Virgin Atlantic Black American Express and Visa (review) – excellent earning rate at 1 mile per £1 but you need to offset the £140 annual fee against this. For the first year, the 25,000 mile sign-up bonus makes it attractive. Visa spend does NOT count towards the Premium Economy reward upgrade on an Economy redemption after spending £5,000 per year (two can be earned per year) or the fairly useless companion voucher (valid only on a paid flight in a flexible booking class in any cabin) when you spend £7,500 in a year. Representative APR 57.4% variable including fee based on a £1200 credit limit.
American Airlines AAdvantage American Express and Visa (review) – this is an EXCELLENT card, with no fee and 0.75 miles per £1 spent on the Visa. If you have an American Airlines stash this is definitely worth considering. There is a 5,000 mile sign-up bonus too. Representative APR 22.9% variable.
Emirates Skywards American Express and Visa (review) – not as generous as the American card, but 0.5 miles per £1 is still good for a free card. This is a 5,000 mile sign-up bonus too. Representative APR 22.9% variable.
Emirates Skywards Elite American Express and Visa (review) – £150 annual fee but a very strong earnings rate of 1 mile per £1 spent on the Visa. For a heavy spender this is worth a look, and even an average spender may find it good for the first year given the 10,000 miles sign-up bonus. My review outlines the other perks offered although I don’t value any of them highly. Representative APR 60.5% variable including fee based on a notional £1200 credit limit.
Etihad Guest American Express and Visa (review) – 0.75 miles per £1 spent on the Visa is a good deal given the lack of a fee. 15,000 mile sign-up bonus AND a £50 Kaligo.com hotel voucher at the moment, as a temporary promotion. If you fly Etihad the other perks are worth a look too – bonus miles on Business and First Class flights taken within your first 90 days and Silver status after one return flight. Representative APR 22.9% variable.
Flybe MasterCard (review) – the card is too complex to explain easily! My review has all the details but I don’t recommend it. Even the sign-up bonus of a free flight is less generous than it seems. Representative APR 18.9% variable.
Lufthansa Miles & More American Express and Visa (review) – with 0.75 miles per £1 on the Visa and no fee, this card is a good deal if you have a Miles & More account. Holding it also stops your miles expiring, which is valuable given the harsh three year cut off. The sign-up bonus is a special 10,000 miles at present and you also get 33% bonus miles for the first six months which a high spender could find valuable. Representative APR 22.9% variable.
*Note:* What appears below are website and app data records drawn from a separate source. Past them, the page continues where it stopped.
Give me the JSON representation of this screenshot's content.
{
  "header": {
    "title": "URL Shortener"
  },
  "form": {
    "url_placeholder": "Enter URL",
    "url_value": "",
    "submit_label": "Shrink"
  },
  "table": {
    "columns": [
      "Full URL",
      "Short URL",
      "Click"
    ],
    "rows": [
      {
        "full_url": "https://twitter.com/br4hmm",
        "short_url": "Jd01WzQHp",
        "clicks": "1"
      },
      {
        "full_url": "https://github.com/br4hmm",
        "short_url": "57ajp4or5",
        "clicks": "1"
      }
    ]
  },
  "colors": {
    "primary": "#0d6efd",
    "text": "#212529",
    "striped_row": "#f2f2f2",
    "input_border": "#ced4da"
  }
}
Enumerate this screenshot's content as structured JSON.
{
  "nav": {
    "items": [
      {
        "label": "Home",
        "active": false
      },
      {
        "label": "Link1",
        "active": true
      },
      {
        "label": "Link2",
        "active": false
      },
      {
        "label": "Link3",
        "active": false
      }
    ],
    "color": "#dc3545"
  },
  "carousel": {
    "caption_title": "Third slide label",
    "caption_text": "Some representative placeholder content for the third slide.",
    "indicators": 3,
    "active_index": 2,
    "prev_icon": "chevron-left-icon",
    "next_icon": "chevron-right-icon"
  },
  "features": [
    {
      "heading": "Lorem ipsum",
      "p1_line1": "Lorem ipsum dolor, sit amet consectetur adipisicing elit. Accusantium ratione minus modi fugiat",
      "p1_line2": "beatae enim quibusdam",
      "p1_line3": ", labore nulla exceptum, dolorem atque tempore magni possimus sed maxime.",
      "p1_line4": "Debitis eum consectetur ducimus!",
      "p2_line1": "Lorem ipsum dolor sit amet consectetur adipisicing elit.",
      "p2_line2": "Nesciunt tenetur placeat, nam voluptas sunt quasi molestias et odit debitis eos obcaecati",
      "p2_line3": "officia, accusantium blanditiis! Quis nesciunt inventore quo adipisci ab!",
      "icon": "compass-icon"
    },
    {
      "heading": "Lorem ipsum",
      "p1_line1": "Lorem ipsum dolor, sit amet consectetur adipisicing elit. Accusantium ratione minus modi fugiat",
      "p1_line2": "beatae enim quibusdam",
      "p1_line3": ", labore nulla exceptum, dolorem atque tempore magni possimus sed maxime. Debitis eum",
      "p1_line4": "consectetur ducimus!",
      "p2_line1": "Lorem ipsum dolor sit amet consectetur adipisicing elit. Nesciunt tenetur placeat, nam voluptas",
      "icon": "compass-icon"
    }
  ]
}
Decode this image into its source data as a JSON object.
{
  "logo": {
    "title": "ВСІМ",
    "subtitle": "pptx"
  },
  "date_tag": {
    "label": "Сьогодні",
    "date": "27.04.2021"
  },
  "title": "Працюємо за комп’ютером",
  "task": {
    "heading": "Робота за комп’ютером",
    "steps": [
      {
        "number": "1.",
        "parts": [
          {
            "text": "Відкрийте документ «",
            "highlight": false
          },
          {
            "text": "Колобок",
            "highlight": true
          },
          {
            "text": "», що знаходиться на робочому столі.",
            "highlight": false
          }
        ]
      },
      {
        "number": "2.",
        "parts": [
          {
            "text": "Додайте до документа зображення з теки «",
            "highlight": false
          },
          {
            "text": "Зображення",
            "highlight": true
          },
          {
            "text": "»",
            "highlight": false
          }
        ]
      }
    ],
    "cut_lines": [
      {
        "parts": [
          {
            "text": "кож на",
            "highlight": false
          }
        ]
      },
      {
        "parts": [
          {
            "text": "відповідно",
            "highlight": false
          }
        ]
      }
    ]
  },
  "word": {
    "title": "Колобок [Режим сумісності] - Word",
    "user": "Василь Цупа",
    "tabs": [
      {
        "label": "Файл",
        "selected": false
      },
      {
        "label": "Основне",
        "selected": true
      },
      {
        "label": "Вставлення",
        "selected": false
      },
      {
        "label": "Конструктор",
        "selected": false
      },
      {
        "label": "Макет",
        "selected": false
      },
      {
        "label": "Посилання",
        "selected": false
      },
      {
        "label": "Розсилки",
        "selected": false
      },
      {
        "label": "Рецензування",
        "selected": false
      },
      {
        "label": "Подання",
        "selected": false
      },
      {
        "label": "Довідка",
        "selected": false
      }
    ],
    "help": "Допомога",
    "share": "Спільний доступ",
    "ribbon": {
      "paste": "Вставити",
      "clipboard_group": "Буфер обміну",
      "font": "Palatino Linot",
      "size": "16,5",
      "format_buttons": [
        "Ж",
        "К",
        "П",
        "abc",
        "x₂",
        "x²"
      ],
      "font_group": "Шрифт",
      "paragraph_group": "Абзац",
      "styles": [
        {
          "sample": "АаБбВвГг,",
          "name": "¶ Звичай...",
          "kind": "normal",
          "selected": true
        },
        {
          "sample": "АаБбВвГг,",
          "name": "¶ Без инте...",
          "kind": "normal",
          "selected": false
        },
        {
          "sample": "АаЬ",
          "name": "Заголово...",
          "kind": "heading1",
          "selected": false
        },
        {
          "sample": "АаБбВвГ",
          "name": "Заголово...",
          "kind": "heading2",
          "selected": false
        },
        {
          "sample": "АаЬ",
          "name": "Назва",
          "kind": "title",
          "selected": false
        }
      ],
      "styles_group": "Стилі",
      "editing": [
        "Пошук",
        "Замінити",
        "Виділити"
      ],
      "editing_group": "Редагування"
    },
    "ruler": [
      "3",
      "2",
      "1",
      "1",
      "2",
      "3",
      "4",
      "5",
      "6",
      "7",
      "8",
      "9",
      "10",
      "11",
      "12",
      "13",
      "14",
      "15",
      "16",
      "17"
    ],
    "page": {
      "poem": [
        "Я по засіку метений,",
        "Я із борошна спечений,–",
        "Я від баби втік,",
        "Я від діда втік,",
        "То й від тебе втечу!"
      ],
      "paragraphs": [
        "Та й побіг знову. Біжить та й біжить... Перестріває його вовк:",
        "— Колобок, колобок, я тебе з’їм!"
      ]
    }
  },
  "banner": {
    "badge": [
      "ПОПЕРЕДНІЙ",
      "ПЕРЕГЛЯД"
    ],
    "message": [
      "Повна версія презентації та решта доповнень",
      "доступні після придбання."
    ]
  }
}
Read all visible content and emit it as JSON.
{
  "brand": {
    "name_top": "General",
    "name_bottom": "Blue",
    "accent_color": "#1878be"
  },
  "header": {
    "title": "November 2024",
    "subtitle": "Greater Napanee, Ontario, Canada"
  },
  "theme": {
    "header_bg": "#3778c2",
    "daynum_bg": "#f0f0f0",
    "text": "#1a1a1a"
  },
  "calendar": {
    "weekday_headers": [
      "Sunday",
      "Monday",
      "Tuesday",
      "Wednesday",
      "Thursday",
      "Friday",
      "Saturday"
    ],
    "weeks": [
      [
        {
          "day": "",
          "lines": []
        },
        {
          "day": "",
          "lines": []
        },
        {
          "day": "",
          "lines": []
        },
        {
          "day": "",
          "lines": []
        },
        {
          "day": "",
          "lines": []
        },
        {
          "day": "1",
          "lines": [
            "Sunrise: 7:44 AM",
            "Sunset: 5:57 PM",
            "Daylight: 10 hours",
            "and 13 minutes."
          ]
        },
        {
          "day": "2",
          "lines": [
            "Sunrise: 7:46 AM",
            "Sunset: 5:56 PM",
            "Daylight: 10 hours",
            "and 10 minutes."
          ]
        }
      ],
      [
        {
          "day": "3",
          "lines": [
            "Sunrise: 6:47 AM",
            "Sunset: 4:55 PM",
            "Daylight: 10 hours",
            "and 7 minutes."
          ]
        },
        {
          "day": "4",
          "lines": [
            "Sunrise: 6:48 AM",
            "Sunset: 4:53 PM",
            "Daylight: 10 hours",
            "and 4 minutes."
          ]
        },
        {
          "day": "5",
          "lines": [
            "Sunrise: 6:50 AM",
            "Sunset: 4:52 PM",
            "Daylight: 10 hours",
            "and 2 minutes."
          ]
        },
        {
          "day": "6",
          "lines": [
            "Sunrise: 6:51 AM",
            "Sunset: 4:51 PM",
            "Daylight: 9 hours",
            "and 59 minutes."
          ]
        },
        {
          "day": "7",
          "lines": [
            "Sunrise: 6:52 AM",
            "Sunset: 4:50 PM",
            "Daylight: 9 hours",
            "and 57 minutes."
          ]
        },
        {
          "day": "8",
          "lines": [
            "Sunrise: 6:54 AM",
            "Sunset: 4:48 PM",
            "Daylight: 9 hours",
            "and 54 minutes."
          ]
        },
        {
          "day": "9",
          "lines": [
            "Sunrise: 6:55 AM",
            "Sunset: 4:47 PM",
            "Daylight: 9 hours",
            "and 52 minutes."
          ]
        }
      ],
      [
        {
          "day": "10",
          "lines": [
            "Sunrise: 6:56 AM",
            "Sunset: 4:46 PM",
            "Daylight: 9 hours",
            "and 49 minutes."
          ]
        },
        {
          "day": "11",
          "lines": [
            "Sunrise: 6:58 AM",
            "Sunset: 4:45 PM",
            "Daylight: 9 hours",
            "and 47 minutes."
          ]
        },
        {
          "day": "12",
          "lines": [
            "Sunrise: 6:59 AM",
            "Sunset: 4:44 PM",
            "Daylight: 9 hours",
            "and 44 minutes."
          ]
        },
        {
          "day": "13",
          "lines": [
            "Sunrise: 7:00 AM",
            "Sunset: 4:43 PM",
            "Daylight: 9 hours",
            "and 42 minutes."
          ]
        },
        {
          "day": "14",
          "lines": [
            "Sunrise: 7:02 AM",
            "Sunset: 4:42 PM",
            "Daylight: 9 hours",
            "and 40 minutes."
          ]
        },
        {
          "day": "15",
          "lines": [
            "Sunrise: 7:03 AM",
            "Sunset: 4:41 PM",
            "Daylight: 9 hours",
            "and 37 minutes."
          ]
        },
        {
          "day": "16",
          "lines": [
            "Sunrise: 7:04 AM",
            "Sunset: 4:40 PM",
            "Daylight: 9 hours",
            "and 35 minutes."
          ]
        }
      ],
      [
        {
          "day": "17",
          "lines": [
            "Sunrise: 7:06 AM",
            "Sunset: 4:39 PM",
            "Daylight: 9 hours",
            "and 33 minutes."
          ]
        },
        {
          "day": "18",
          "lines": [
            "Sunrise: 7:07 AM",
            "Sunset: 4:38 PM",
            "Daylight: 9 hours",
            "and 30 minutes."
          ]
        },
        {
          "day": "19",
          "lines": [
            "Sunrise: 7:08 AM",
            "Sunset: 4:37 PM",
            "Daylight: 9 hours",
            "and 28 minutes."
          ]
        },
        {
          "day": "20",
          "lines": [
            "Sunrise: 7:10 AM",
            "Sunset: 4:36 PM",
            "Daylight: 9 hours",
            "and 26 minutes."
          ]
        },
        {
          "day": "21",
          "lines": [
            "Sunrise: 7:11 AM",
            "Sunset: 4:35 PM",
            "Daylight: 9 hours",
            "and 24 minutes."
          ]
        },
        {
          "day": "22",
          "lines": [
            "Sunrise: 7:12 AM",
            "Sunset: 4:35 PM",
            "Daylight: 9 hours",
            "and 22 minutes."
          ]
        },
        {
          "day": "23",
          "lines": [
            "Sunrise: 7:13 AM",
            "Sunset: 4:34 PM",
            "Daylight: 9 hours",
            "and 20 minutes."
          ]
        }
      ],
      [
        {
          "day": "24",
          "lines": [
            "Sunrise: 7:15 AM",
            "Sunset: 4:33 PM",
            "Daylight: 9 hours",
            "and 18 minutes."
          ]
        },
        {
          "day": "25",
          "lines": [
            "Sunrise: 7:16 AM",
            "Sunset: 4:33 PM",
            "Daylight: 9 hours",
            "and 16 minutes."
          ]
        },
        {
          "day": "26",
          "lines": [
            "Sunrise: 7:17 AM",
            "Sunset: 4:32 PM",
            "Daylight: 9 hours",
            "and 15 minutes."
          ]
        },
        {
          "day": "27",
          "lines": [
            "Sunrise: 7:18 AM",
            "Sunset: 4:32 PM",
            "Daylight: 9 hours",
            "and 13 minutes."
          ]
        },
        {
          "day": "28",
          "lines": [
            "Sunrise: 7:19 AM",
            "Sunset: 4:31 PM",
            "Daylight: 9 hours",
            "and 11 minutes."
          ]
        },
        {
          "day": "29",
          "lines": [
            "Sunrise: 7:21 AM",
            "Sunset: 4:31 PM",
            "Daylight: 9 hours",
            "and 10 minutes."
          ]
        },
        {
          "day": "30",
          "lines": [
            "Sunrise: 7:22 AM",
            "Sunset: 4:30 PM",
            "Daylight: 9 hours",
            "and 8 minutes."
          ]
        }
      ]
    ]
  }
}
United Airlines MileagePlus American Express and Visa (review) – finally, we have the United card. It offers 0.625 miles per £1 spent on the Visa and has no fee. There is no sign-up bonus. Representative APR 22.9% variable.
These are certainly not vintage times for anyone looking for a new Visa or MasterCard. However, I hope I have been able to show here that there are some decent deals about and hopefully one will suit your miles and points goals.
Further reading: click here for our ‘Credit Cards Update’ page summarising all the current offers, and click here for all of our ‘Credit Card Reviews’ articles.
Disclaimer: Head for Points is a journalistic website. Nothing here should be construed as financial advice, and it is your own responsibility to ensure that any product is right for your circumstances. Recommendations are based primarily on the ability to earn miles and points and do not consider interest rates, service levels or any impact on your credit history. By recommending credit cards on this site, I am – technically – acting as a credit broker. Robert Burgess, trading as Head for Points, is regulated and authorised by the Financial Conduct Authority to act as a credit broker.